- Teachers facilitate learning by providing open-ended materials, asking questions, and guiding children’s exploration.
- Emergent Curriculum:
- The emergent curriculum is child-centered and responsive to children’s interests and experiences.
- Learning topics and activities arise from children’s questions, curiosity, and discoveries.
It’s important to note that many early education programs and classrooms integrate elements from multiple philosophies, creating a unique blend that suits the needs and goals of the children and families they serve. When choosing an early education program, it’s beneficial for parents and caregivers to understand the underlying philosophy and how it aligns with their values and beliefs about education.
Early Beginnings Academy Parent Involvement
Parent involvement in education refers to the active participation and engagement of parents and caregivers in their children’s educational journey. Research consistently shows that when parents are involved in their children’s education, students tend to perform better academically, have higher self-esteem, and develop better social skills. Parent involvement can take various forms and occurs at different levels of a child’s education, from early childhood through primary and secondary school.
Here are some ways parents can get involved in their child’s education:
- Maintain open lines of communication with teachers and school staff.

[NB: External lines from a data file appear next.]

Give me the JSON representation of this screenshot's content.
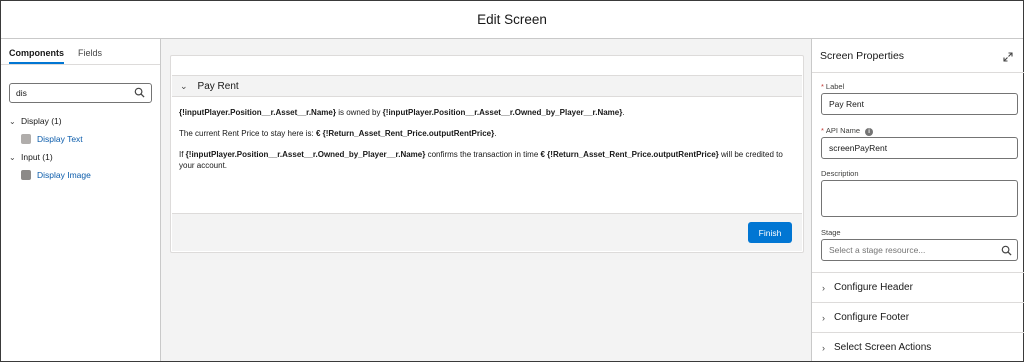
{
  "header": {
    "title": "Edit Screen"
  },
  "left_panel": {
    "tabs": [
      {
        "label": "Components",
        "active": true
      },
      {
        "label": "Fields",
        "active": false
      }
    ],
    "search": {
      "value": "dis"
    },
    "groups": [
      {
        "label": "Display (1)",
        "items": [
          {
            "label": "Display Text"
          }
        ]
      },
      {
        "label": "Input (1)",
        "items": [
          {
            "label": "Display Image"
          }
        ]
      }
    ]
  },
  "canvas": {
    "section": {
      "title": "Pay Rent"
    },
    "line1": {
      "a": "{!inputPlayer.Position__r.Asset__r.Name}",
      "b": " is owned by ",
      "c": "{!inputPlayer.Position__r.Asset__r.Owned_by_Player__r.Name}",
      "d": "."
    },
    "line2": {
      "a": "The current Rent Price to stay here is: ",
      "b": "€ {!Return_Asset_Rent_Price.outputRentPrice}",
      "c": "."
    },
    "line3": {
      "a": "If ",
      "b": "{!inputPlayer.Position__r.Asset__r.Owned_by_Player__r.Name}",
      "c": " confirms the transaction in time ",
      "d": "€ {!Return_Asset_Rent_Price.outputRentPrice}",
      "e": " will be credited to your account."
    },
    "finish_label": "Finish"
  },
  "right_panel": {
    "title": "Screen Properties",
    "label_field": {
      "label": "Label",
      "value": "Pay Rent"
    },
    "api_name_field": {
      "label": "API Name",
      "value": "screenPayRent"
    },
    "description_field": {
      "label": "Description",
      "value": ""
    },
    "stage_field": {
      "label": "Stage",
      "placeholder": "Select a stage resource..."
    },
    "sections": [
      {
        "label": "Configure Header"
      },
      {
        "label": "Configure Footer"
      },
      {
        "label": "Select Screen Actions"
      }
    ]
  },
  "colors": {
    "brand": "#0176d3",
    "link": "#0b5cab",
    "required": "#c23934"
  }
}
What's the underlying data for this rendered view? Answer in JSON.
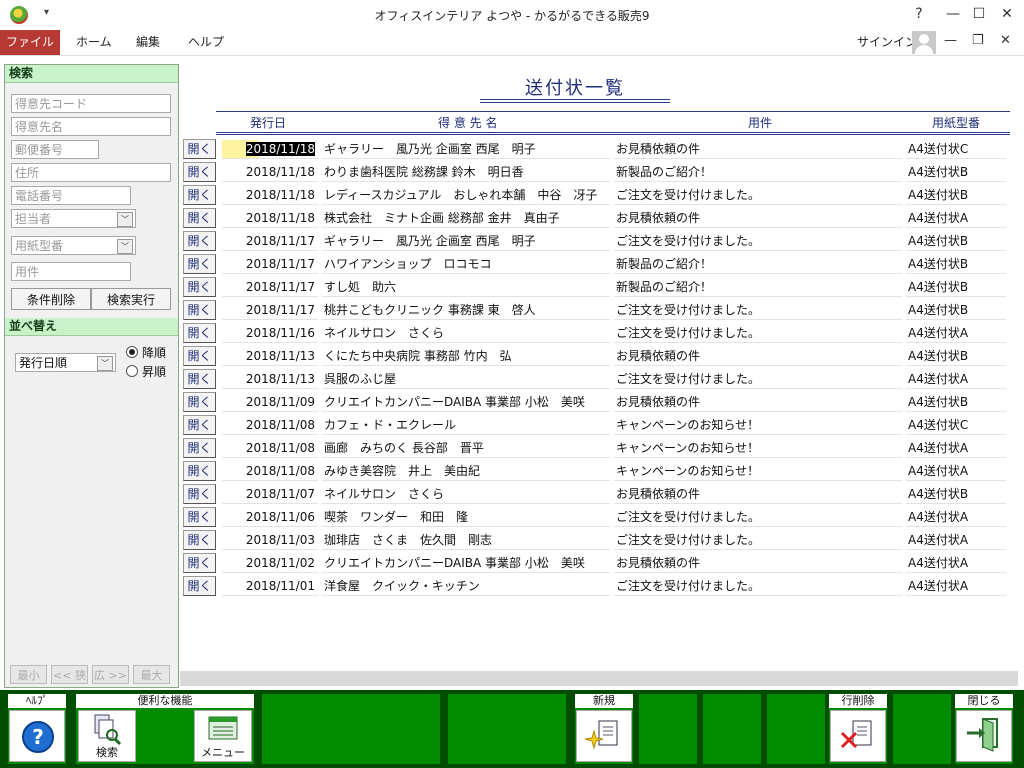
{
  "window": {
    "title": "オフィスインテリア よつや - かるがるできる販売9",
    "qa_arrow": "▾",
    "help": "?",
    "minimize": "—",
    "maximize": "☐",
    "close": "✕"
  },
  "menu": {
    "file": "ファイル",
    "home": "ホーム",
    "edit": "編集",
    "help": "ヘルプ",
    "signin": "サインイン",
    "min": "—",
    "restore": "❐",
    "close": "✕"
  },
  "search": {
    "header": "検索",
    "customer_code": "得意先コード",
    "customer_name": "得意先名",
    "postal": "郵便番号",
    "address": "住所",
    "phone": "電話番号",
    "staff": "担当者",
    "paper_type": "用紙型番",
    "subject": "用件",
    "clear_button": "条件削除",
    "run_button": "検索実行"
  },
  "sort": {
    "header": "並べ替え",
    "field": "発行日順",
    "desc": "降順",
    "asc": "昇順"
  },
  "nav": {
    "smallest": "最小",
    "narrow": "<< 狭",
    "wide": "広 >>",
    "largest": "最大"
  },
  "report": {
    "title": "送付状一覧",
    "columns": {
      "date": "発行日",
      "customer": "得 意 先 名",
      "subject": "用件",
      "paper": "用紙型番"
    },
    "open_label": "開く",
    "rows": [
      {
        "date": "2018/11/18",
        "customer": "ギャラリー　風乃光 企画室 西尾　明子",
        "subject": "お見積依頼の件",
        "paper": "A4送付状C"
      },
      {
        "date": "2018/11/18",
        "customer": "わりま歯科医院 総務課 鈴木　明日香",
        "subject": "新製品のご紹介！",
        "paper": "A4送付状B"
      },
      {
        "date": "2018/11/18",
        "customer": "レディースカジュアル　おしゃれ本舗　中谷　冴子",
        "subject": "ご注文を受け付けました。",
        "paper": "A4送付状B"
      },
      {
        "date": "2018/11/18",
        "customer": "株式会社　ミナト企画 総務部 金井　真由子",
        "subject": "お見積依頼の件",
        "paper": "A4送付状A"
      },
      {
        "date": "2018/11/17",
        "customer": "ギャラリー　風乃光 企画室 西尾　明子",
        "subject": "ご注文を受け付けました。",
        "paper": "A4送付状B"
      },
      {
        "date": "2018/11/17",
        "customer": "ハワイアンショップ　ロコモコ",
        "subject": "新製品のご紹介！",
        "paper": "A4送付状B"
      },
      {
        "date": "2018/11/17",
        "customer": "すし処　助六",
        "subject": "新製品のご紹介！",
        "paper": "A4送付状B"
      },
      {
        "date": "2018/11/17",
        "customer": "桃井こどもクリニック 事務課 東　啓人",
        "subject": "ご注文を受け付けました。",
        "paper": "A4送付状B"
      },
      {
        "date": "2018/11/16",
        "customer": "ネイルサロン　さくら",
        "subject": "ご注文を受け付けました。",
        "paper": "A4送付状A"
      },
      {
        "date": "2018/11/13",
        "customer": "くにたち中央病院 事務部 竹内　弘",
        "subject": "お見積依頼の件",
        "paper": "A4送付状B"
      },
      {
        "date": "2018/11/13",
        "customer": "呉服のふじ屋",
        "subject": "ご注文を受け付けました。",
        "paper": "A4送付状A"
      },
      {
        "date": "2018/11/09",
        "customer": "クリエイトカンパニーDAIBA 事業部 小松　美咲",
        "subject": "お見積依頼の件",
        "paper": "A4送付状B"
      },
      {
        "date": "2018/11/08",
        "customer": "カフェ・ド・エクレール",
        "subject": "キャンペーンのお知らせ！",
        "paper": "A4送付状C"
      },
      {
        "date": "2018/11/08",
        "customer": "画廊　みちのく 長谷部　晋平",
        "subject": "キャンペーンのお知らせ！",
        "paper": "A4送付状A"
      },
      {
        "date": "2018/11/08",
        "customer": "みゆき美容院　井上　美由紀",
        "subject": "キャンペーンのお知らせ！",
        "paper": "A4送付状A"
      },
      {
        "date": "2018/11/07",
        "customer": "ネイルサロン　さくら",
        "subject": "お見積依頼の件",
        "paper": "A4送付状B"
      },
      {
        "date": "2018/11/06",
        "customer": "喫茶　ワンダー　和田　隆",
        "subject": "ご注文を受け付けました。",
        "paper": "A4送付状A"
      },
      {
        "date": "2018/11/03",
        "customer": "珈琲店　さくま　佐久間　剛志",
        "subject": "ご注文を受け付けました。",
        "paper": "A4送付状A"
      },
      {
        "date": "2018/11/02",
        "customer": "クリエイトカンパニーDAIBA 事業部 小松　美咲",
        "subject": "お見積依頼の件",
        "paper": "A4送付状A"
      },
      {
        "date": "2018/11/01",
        "customer": "洋食屋　クイック・キッチン",
        "subject": "ご注文を受け付けました。",
        "paper": "A4送付状A"
      }
    ]
  },
  "footer": {
    "help": "ﾍﾙﾌﾟ",
    "useful": "便利な機能",
    "search": "検索",
    "menu": "メニュー",
    "new": "新規",
    "delete_row": "行削除",
    "close": "閉じる"
  }
}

- Attend parent-teacher conferences to discuss your child’s progress and needs.
- Homework and Learning Support: Early Beginnings Academy
- Assist with homework and provide a quiet and organized space for studying.
- Encourage good study habits and time management skills.
- Reading and Literacy:
- Read with your child regularly and encourage a love of reading.
- Visit the library together and choose books that align with their interests.
- Volunteer at school events, field trips, and in the classroom.
- Share your expertise or hobbies with students during special presentations.
- Attending School Events:
- Attend school plays, concerts, sports games, and other events to show support for your child’s interests and talents.
- Parent-Teacher Associations (PTAs) or Parent-Teacher Organizations (PTOs):
- Join these organizations to collaborate with other parents on school-related activities and initiatives.
- Educational Workshops and Seminars:
- Participate in workshops on parenting strategies, educational topics, and child development.
- Home Learning Activities: Early Beginnings Academy
- Engage in educational activities at home, such as science experiments, art projects, or cooking together.
- Advocate for your child’s needs within the school system.
- Attend school board meetings and provide input on educational policies and decisions.
- Digital Engagement:
- Utilize school communication platforms, websites, and apps to stay informed about school activities and assignments.
- Positive Attitude Towards Learning:
- Demonstrate enthusiasm for learning, curiosity, and a growth mindset to inspire your child.
- Discussing School:
- Ask open-ended questions about your child’s day, friends, and activities to encourage conversation about school life.
- Supporting Extracurricular Activities: Early Beginnings Academy
- Encourage your child’s participation in clubs, sports, arts, and other extracurricular activities.
- Ask open-ended questions about your child’s day, friends, and activities to encourage conversation about school life.
Parent involvement is most effective when it is consistent, supportive, and tailored to your child’s needs. It’s important to find a balance that works for your family’s schedule and your child’s individual learning style. When parents and educators collaborate, children benefit from a well-rounded and supportive educational experience.